Group adds third ‘honor flight’ to get Northland vets to D.C.With a little help from friends, World War II veterans will have the chance to travel to Washington on three Northland Honor Flights this year.
By: News Tribune staff, Duluth News Tribune
With a little help from friends, World War II veterans will have the chance to travel to Washington on three Northland Honor Flights this year.
The announcement of a third flight in 2012 to see the World War II Memorial and other sights was made during a news conference at Denfeld High School on Saturday. The Honor Flight Northland board also sponsored two flights in 2011.
Board member Durbin Keeney said an $18,000 donation from Little Stores will help defray the cost. Money also was offered from a group in Rochester, Minn., where some money was left with no additional flights planned, Keeney said.
This year’s first flight, on May 15, is already full and has a waiting list, Keeney said. The other flights will be Sept. 25 and Oct. 9, and it’s not too early to sign up, he said.
The flights and tour are offered free to World War II veterans. Each flight costs about $90,000 and carries about 160 people, Keeney said. Between 90 and 100 of those are veterans, and the rest are guardians and support personnel. The number of veterans who can be accommodated depends on the number of wheelchairs needed, he said. The May 15 flight will have 45 veterans in wheelchairs, more than either of last year’s flights, Keeney said.

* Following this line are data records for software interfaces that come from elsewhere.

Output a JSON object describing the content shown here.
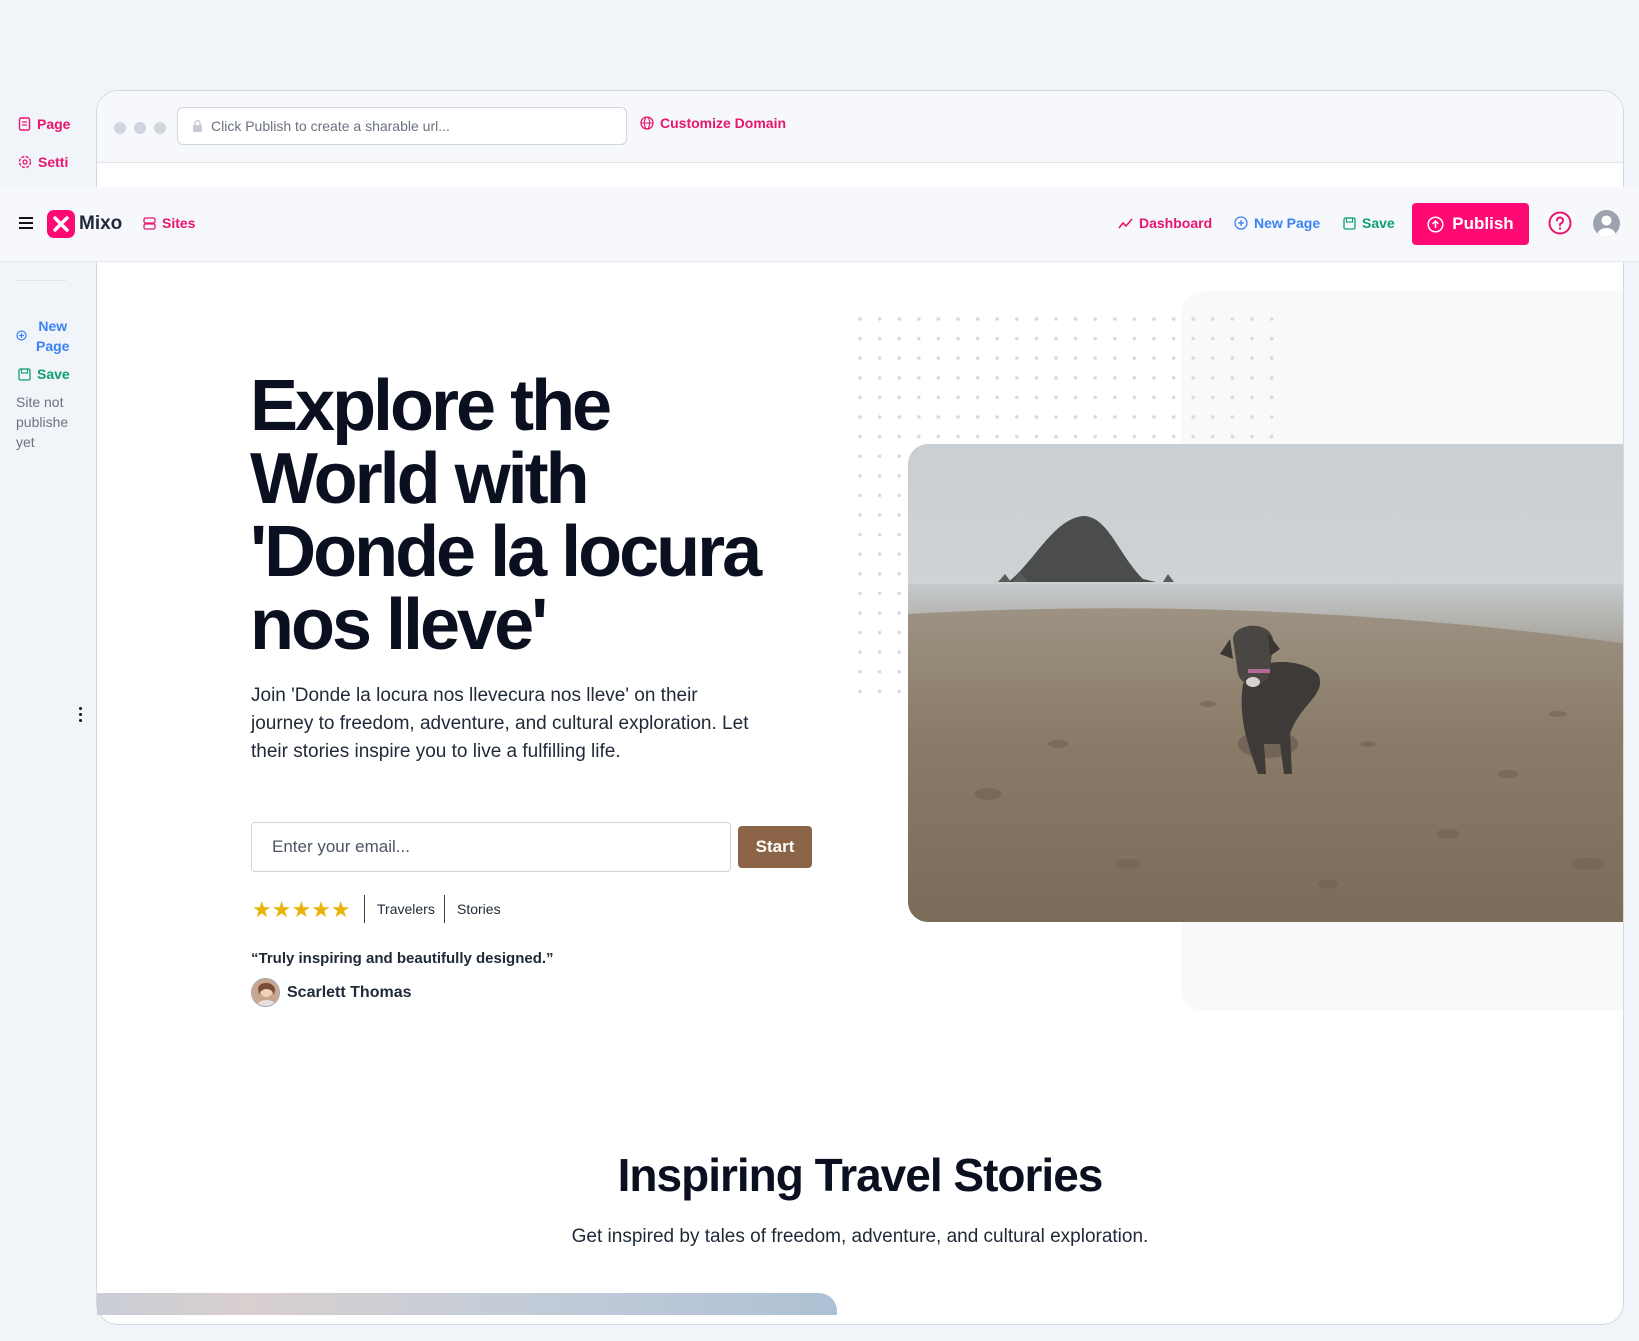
{
  "sidebar": {
    "page_label": "Page",
    "settings_label": "Setti",
    "new_page_label_1": "New",
    "new_page_label_2": "Page",
    "save_label": "Save",
    "status_1": "Site not",
    "status_2": "publishe",
    "status_3": "yet"
  },
  "browser": {
    "url_placeholder": "Click Publish to create a sharable url...",
    "customize_domain_label": "Customize Domain"
  },
  "nav": {
    "brand": "Mixo",
    "sites_label": "Sites",
    "dashboard_label": "Dashboard",
    "new_page_label": "New Page",
    "save_label": "Save",
    "publish_label": "Publish"
  },
  "hero": {
    "title": "Explore the World with 'Donde la locura nos lleve'",
    "subtitle": "Join 'Donde la locura nos llevecura nos lleve' on their journey to freedom, adventure, and cultural exploration. Let their stories inspire you to live a fulfilling life.",
    "email_placeholder": "Enter your email...",
    "cta_label": "Start",
    "stars": "★★★★★",
    "rating_label_1": "Travelers",
    "rating_label_2": "Stories",
    "quote": "“Truly inspiring and beautifully designed.”",
    "author": "Scarlett Thomas"
  },
  "stories": {
    "title": "Inspiring Travel Stories",
    "subtitle": "Get inspired by tales of freedom, adventure, and cultural exploration."
  },
  "colors": {
    "brand_pink": "#ff0a74",
    "link_blue": "#3b82f6",
    "save_green": "#0e9f6e",
    "cta_brown": "#8b6447",
    "star_yellow": "#eab308"
  },
  "icons": [
    "page-icon",
    "settings-icon",
    "globe-icon",
    "lock-icon",
    "menu-icon",
    "mixo-logo-icon",
    "sites-icon",
    "trend-icon",
    "plus-circle-icon",
    "save-icon",
    "upload-icon",
    "help-icon",
    "user-avatar-icon",
    "more-vertical-icon"
  ]
}
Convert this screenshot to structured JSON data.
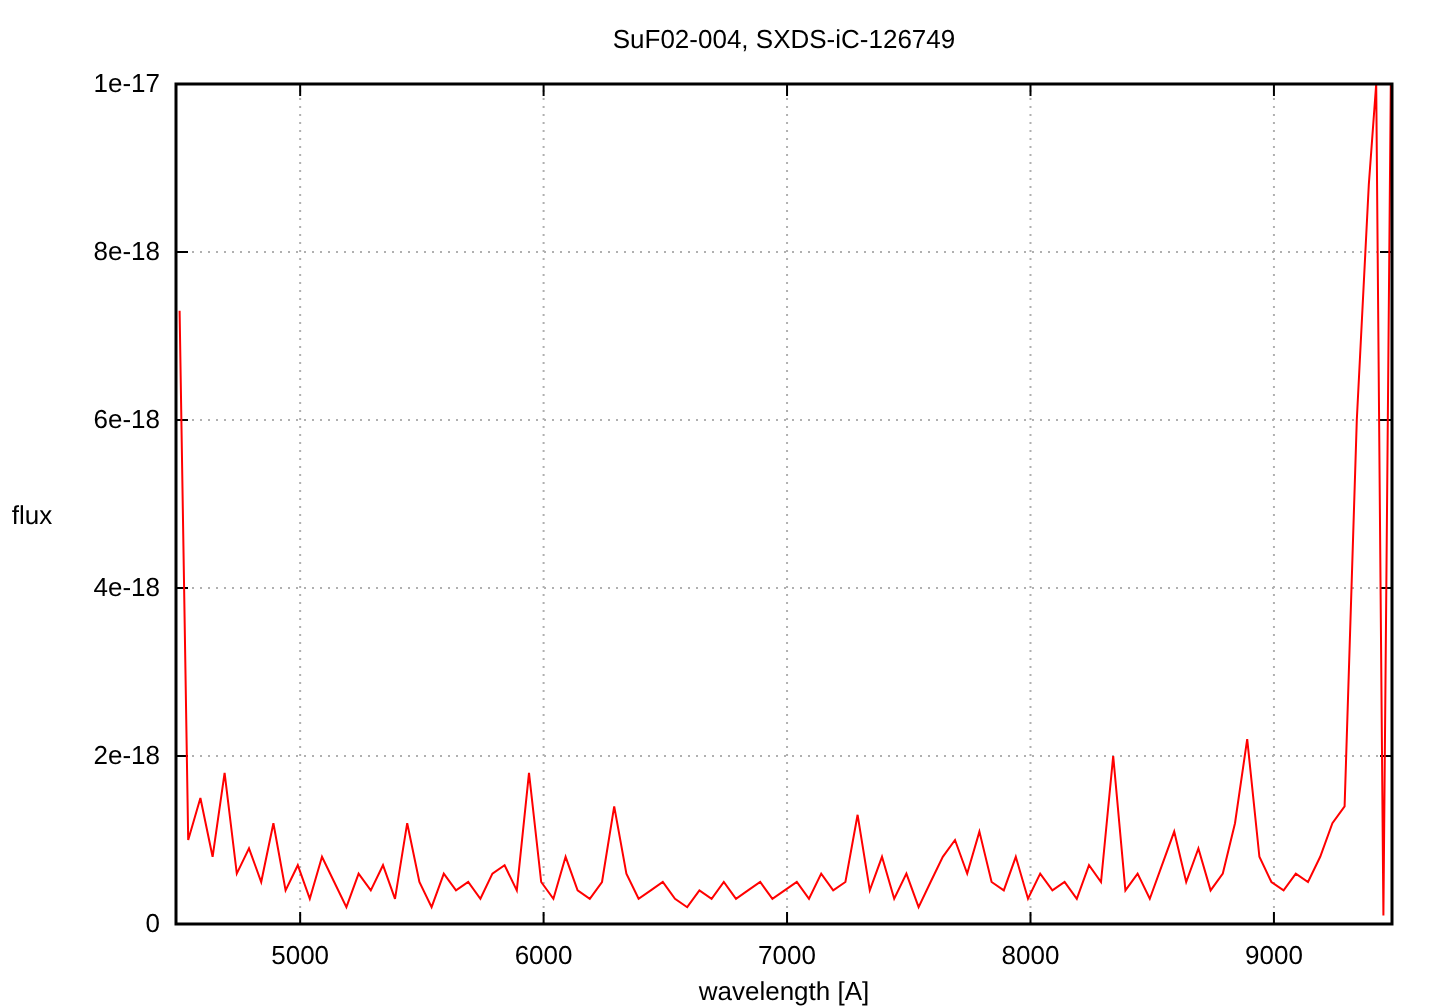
{
  "chart_data": {
    "type": "line",
    "title": "SuF02-004, SXDS-iC-126749",
    "xlabel": "wavelength [A]",
    "ylabel": "flux",
    "x": [
      4505,
      4540,
      4590,
      4640,
      4690,
      4740,
      4790,
      4840,
      4890,
      4940,
      4990,
      5040,
      5090,
      5140,
      5190,
      5240,
      5290,
      5340,
      5390,
      5440,
      5490,
      5540,
      5590,
      5640,
      5690,
      5740,
      5790,
      5840,
      5890,
      5940,
      5990,
      6040,
      6090,
      6140,
      6190,
      6240,
      6290,
      6340,
      6390,
      6440,
      6490,
      6540,
      6590,
      6640,
      6690,
      6740,
      6790,
      6840,
      6890,
      6940,
      6990,
      7040,
      7090,
      7140,
      7190,
      7240,
      7290,
      7340,
      7390,
      7440,
      7490,
      7540,
      7590,
      7640,
      7690,
      7740,
      7790,
      7840,
      7890,
      7940,
      7990,
      8040,
      8090,
      8140,
      8190,
      8240,
      8290,
      8340,
      8390,
      8440,
      8490,
      8540,
      8590,
      8640,
      8690,
      8740,
      8790,
      8840,
      8890,
      8940,
      8990,
      9040,
      9090,
      9140,
      9190,
      9240,
      9290,
      9340,
      9390,
      9420,
      9450,
      9480
    ],
    "grid": true,
    "series": [
      {
        "color": "#ff0000",
        "values": [
          7.3e-18,
          1e-18,
          1.5e-18,
          8e-19,
          1.8e-18,
          6e-19,
          9e-19,
          5e-19,
          1.2e-18,
          4e-19,
          7e-19,
          3e-19,
          8e-19,
          5e-19,
          2e-19,
          6e-19,
          4e-19,
          7e-19,
          3e-19,
          1.2e-18,
          5e-19,
          2e-19,
          6e-19,
          4e-19,
          5e-19,
          3e-19,
          6e-19,
          7e-19,
          4e-19,
          1.8e-18,
          5e-19,
          3e-19,
          8e-19,
          4e-19,
          3e-19,
          5e-19,
          1.4e-18,
          6e-19,
          3e-19,
          4e-19,
          5e-19,
          3e-19,
          2e-19,
          4e-19,
          3e-19,
          5e-19,
          3e-19,
          4e-19,
          5e-19,
          3e-19,
          4e-19,
          5e-19,
          3e-19,
          6e-19,
          4e-19,
          5e-19,
          1.3e-18,
          4e-19,
          8e-19,
          3e-19,
          6e-19,
          2e-19,
          5e-19,
          8e-19,
          1e-18,
          6e-19,
          1.1e-18,
          5e-19,
          4e-19,
          8e-19,
          3e-19,
          6e-19,
          4e-19,
          5e-19,
          3e-19,
          7e-19,
          5e-19,
          2e-18,
          4e-19,
          6e-19,
          3e-19,
          7e-19,
          1.1e-18,
          5e-19,
          9e-19,
          4e-19,
          6e-19,
          1.2e-18,
          2.2e-18,
          8e-19,
          5e-19,
          4e-19,
          6e-19,
          5e-19,
          8e-19,
          1.2e-18,
          1.4e-18,
          6e-18,
          8.8e-18,
          1e-17,
          1e-19,
          1e-17
        ]
      }
    ],
    "xlim": [
      4490,
      9485
    ],
    "ylim": [
      0,
      1e-17
    ],
    "xticks": [
      5000,
      6000,
      7000,
      8000,
      9000
    ],
    "yticks": [
      {
        "value": 0,
        "label": "0"
      },
      {
        "value": 2e-18,
        "label": "2e-18"
      },
      {
        "value": 4e-18,
        "label": "4e-18"
      },
      {
        "value": 6e-18,
        "label": "6e-18"
      },
      {
        "value": 8e-18,
        "label": "8e-18"
      },
      {
        "value": 1e-17,
        "label": "1e-17"
      }
    ]
  }
}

One guardian is needed for every two or three veterans, Keeney said, but the ratio is one-to-one for those with wheelchairs.
Keeney singled out Gold Cross for their help with the project. “They have always provided us with medical people and equipment, and they pay for their seats,” he said.
Once all of the World War II veterans in the region who want to make the trip have been accommodated, future flights will be offered to veterans of the Korean conflict, Keeney said. Exceptions for veterans of more recent wars already have been made in special circumstances.
Last year, a Vietnam War veteran with a terminal illness was taken on one of the flights, along with his wife, Keeney said. “He told us, ‘Pretty soon I’ll be able to tell my buddies that I saw this,’ ” Keeney recalled. The veteran has since died.
For more information
To learn more about the Northland Honor Flights or to sign up for the Sept. 25 and Oct. 9 flights, go to honorflightnorthland.org.